When to sow

Sow in May for crops that will stay in the ground into winter. Earlier crops can be sown from April, and you can sow until August if autumn is mild. 

Sow a few carrots every few weeks for a succession of crops. Carrots like sandy soil and don’t grow well in clay soils, or in very stony ground. In this case, grow in pots or raised beds

Carrots fork if there is too much nitrogen in the soil. Add manure to the bed the previous autumn and let it break down. A slow-acting, phosphorus-rich organic feed, such as bonemeal, is better for carrots than a nitrogen-heavy, controlled-release fertiliser.

Dig over your plot well, making sure the ground is crumbly enough for roots to push down into and the surface is fine enough to cover the seeds evenly.

Create a drill around 1cm deep and sow seed thinly, then pull the soil back over the seed and water in gently. When the seeds have germinated, thin to around 5-7.5cm between carrots.

Caring for your plants

Cover your seeds with insect-proof mesh to protect from carrot fly. Carrots shouldn’t need much watering. If the foliage starts to wilt, give them a good soak. Weed between the rows regularly, using a hoe or a hand fork. Carrots don’t grow well if they have to compete with weeds.

How and when to harvest

Baby carrots can be harvested from around nine weeks after sowing, but maincrop carrots will need at least 12 weeks to mature. Short carrots, such as chantenay types, can behand-pulled. Longer carrots will need to be gently lifted using a digging fork.

You can leave carrots in the ground until January. Or, store them in a cold, dry, dark space, such as a garage or shed. 

Growing in a pot

You don’t need a deep container to grow baby carrots. Use a 10L or 15L pot, or a windowsill trough and a Best Buy compost for patio pots. If you want to leave your carrots in their pots to mature into maincrop carrots, you will need to add a little bonemeal. This is better than using a controlled-release or liquid feed as these are both very rich in nitrogen, which makes carrots fork. However, if you want to grow baby carrots, there’s no need to feed them: there should be enough fertiliser in the compost to last around six weeks.

You can sow carrots in pots from around April. It’s a good idea to sow a pot every few weeks for a steady supply of baby carrots.

Sow thinly, leaving around 2.5cm between seeds, then cover with 1cm of compost. 

When the seeds have germinated, thin to around 5cm between carrots.  

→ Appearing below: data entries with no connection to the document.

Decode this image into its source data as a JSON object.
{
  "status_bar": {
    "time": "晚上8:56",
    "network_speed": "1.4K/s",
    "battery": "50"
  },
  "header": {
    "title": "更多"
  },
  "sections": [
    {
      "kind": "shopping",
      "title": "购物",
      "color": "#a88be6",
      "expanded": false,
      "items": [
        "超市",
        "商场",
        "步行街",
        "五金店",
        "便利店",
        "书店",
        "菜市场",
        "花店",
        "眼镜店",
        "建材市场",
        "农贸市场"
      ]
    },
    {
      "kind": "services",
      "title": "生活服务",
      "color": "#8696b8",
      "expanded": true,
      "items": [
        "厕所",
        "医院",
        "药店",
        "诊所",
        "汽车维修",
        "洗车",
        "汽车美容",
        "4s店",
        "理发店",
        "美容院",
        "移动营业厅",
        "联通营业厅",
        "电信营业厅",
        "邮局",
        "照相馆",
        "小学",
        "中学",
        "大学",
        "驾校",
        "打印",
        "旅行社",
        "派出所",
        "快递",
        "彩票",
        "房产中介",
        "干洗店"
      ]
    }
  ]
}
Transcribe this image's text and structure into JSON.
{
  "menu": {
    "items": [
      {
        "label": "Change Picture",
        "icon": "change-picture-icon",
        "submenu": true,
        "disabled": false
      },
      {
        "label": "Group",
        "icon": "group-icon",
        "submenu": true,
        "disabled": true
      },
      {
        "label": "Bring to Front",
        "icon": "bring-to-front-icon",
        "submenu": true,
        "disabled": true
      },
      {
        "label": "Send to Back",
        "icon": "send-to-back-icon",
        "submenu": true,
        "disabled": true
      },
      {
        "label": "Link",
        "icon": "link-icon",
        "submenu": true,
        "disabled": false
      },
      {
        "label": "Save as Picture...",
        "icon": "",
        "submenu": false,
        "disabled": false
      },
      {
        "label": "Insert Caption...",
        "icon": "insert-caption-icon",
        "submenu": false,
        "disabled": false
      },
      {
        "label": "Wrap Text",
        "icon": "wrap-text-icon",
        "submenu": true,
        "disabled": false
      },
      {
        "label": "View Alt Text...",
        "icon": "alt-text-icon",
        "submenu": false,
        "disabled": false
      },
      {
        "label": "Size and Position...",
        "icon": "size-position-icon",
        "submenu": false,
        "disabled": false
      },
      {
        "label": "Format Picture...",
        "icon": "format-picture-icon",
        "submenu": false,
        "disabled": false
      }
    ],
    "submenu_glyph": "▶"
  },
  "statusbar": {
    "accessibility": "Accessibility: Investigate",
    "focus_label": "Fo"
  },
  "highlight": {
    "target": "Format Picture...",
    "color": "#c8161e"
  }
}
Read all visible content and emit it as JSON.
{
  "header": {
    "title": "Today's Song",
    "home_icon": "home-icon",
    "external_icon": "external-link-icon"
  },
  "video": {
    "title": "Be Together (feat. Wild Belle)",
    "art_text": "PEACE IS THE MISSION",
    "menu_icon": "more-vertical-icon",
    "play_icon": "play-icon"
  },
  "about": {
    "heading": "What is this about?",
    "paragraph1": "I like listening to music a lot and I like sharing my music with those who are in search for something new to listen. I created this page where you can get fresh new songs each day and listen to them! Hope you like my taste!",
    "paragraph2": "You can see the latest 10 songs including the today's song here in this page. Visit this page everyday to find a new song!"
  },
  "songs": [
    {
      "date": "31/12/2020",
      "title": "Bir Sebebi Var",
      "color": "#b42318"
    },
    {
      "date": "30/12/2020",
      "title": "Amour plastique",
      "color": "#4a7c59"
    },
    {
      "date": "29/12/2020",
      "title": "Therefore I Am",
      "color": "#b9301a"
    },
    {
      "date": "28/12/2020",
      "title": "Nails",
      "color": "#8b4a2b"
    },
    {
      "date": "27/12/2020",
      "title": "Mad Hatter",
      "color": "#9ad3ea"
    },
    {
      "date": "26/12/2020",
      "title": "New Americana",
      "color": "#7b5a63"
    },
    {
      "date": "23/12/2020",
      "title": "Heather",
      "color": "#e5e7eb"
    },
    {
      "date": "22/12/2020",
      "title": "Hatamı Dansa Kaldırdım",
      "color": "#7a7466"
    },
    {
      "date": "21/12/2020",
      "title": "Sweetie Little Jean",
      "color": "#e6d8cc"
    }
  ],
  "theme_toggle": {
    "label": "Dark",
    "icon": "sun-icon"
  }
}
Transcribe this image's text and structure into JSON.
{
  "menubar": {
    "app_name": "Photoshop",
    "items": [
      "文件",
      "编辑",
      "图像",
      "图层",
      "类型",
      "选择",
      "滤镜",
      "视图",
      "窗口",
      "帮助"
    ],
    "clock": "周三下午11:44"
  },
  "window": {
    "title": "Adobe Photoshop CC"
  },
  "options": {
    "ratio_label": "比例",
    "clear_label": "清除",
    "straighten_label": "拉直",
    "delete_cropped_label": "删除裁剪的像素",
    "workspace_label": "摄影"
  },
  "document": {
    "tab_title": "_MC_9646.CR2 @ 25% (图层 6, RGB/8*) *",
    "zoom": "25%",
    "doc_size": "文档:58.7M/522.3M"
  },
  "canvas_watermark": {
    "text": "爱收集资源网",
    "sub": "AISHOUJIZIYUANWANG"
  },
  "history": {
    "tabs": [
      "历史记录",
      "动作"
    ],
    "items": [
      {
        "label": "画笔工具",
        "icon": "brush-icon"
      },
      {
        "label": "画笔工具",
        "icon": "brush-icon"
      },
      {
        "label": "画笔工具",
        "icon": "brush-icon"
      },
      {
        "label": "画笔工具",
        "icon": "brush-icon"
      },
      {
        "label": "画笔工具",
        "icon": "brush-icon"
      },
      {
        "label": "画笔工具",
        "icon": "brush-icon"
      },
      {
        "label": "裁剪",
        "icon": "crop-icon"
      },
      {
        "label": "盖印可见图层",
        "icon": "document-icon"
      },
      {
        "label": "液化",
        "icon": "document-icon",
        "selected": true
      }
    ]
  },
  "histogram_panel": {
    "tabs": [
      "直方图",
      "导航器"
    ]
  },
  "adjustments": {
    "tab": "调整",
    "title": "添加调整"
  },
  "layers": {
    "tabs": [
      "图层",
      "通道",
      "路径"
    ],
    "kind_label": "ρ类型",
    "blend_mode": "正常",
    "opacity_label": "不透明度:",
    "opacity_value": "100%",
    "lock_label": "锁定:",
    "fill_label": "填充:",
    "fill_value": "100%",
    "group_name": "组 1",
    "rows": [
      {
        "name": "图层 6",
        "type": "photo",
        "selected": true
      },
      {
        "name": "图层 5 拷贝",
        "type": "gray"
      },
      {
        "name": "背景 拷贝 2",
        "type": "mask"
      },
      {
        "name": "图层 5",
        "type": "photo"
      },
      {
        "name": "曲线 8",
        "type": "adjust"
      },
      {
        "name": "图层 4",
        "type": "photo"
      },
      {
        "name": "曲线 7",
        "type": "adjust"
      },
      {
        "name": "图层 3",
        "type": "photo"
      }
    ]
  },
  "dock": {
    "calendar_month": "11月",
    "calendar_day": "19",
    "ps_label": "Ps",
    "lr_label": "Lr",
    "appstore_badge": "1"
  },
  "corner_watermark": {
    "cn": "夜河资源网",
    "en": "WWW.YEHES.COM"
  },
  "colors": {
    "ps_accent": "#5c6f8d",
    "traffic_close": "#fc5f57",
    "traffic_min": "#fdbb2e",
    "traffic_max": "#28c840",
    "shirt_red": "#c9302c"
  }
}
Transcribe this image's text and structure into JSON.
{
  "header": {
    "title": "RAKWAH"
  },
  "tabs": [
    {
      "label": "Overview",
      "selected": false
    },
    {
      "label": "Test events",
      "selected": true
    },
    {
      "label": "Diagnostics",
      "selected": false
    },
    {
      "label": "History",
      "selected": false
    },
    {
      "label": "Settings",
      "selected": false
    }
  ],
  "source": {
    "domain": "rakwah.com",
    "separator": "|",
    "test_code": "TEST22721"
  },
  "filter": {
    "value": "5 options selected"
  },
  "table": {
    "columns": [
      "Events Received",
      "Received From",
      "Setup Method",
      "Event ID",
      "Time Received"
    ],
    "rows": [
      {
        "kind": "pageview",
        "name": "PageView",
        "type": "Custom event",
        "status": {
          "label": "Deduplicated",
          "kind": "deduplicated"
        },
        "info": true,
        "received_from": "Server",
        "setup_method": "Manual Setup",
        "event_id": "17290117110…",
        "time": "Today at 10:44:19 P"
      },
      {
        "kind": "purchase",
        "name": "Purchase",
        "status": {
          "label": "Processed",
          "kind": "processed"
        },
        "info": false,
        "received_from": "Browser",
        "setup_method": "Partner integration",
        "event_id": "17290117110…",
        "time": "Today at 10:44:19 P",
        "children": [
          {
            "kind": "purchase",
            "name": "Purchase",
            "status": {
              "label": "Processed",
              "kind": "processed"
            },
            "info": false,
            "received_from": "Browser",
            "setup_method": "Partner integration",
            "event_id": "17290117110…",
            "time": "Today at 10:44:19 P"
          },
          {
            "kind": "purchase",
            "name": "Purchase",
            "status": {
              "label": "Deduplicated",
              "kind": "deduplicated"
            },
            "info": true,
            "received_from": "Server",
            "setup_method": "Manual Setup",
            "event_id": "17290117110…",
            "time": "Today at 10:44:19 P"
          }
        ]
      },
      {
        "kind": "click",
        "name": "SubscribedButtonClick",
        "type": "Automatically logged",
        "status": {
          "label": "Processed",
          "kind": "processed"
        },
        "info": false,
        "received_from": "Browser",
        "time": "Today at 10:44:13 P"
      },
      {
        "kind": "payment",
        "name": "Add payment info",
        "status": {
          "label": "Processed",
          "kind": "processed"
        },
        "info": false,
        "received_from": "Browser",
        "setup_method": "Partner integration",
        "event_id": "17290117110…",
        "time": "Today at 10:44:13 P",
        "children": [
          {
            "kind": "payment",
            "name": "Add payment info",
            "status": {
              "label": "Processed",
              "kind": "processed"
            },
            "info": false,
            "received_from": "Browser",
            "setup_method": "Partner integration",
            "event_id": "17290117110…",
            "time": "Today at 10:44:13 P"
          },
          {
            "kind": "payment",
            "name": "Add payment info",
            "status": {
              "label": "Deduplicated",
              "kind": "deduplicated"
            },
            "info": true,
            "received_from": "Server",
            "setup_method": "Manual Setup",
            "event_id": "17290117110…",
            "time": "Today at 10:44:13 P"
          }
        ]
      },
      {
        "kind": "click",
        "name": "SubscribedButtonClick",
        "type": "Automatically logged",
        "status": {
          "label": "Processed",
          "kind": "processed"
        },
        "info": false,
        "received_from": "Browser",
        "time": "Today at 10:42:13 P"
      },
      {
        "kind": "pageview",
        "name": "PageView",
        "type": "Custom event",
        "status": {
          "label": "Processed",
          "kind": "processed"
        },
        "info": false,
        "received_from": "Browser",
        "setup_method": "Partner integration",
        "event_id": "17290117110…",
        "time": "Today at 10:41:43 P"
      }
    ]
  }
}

Carrots in pots should be regularly watered to make sure the compost doesn’t dry out, but avoid keeping them too damp. Weed between the carrots regularly by hand to make sure the carrots don’t have to compete for water and nutrients. 

Baby carrots are ready after around six weeks. The ‘shoulders’ of the carrot should be around 2cm wide when they’re ready to harvest.

Empty out the whole pot, or if you only want a few carrots, pull out a good clump and firm back the compost to let the rest of the pot grow on undisturbed. You may need to add a little more compost to the pot to fill the gap.

Common growing problems

Carrot fly

Carrot fly can be a real problem. They lay their eggs on carrot tops and the developing larvae eat their way through the root, leaving black tunnels that can make the whole carrot inedible.

We found the best way to avoid this is to either cover the crop with insect-proof netting, pegged down around the edges, or grow a carrot fly-resistant variety. Thin seedlings, water and weed on a warm, dry afternoon, when carrot flies are less likely to be flying, and cover with mesh as soon as you have finished.

Read more about carrot fly

Slugs

If slugs are nibbling your seedlings and plants, sprinkle a few organic slug pellets containing ferric phosphate pellets around the crop.

Read more about slugs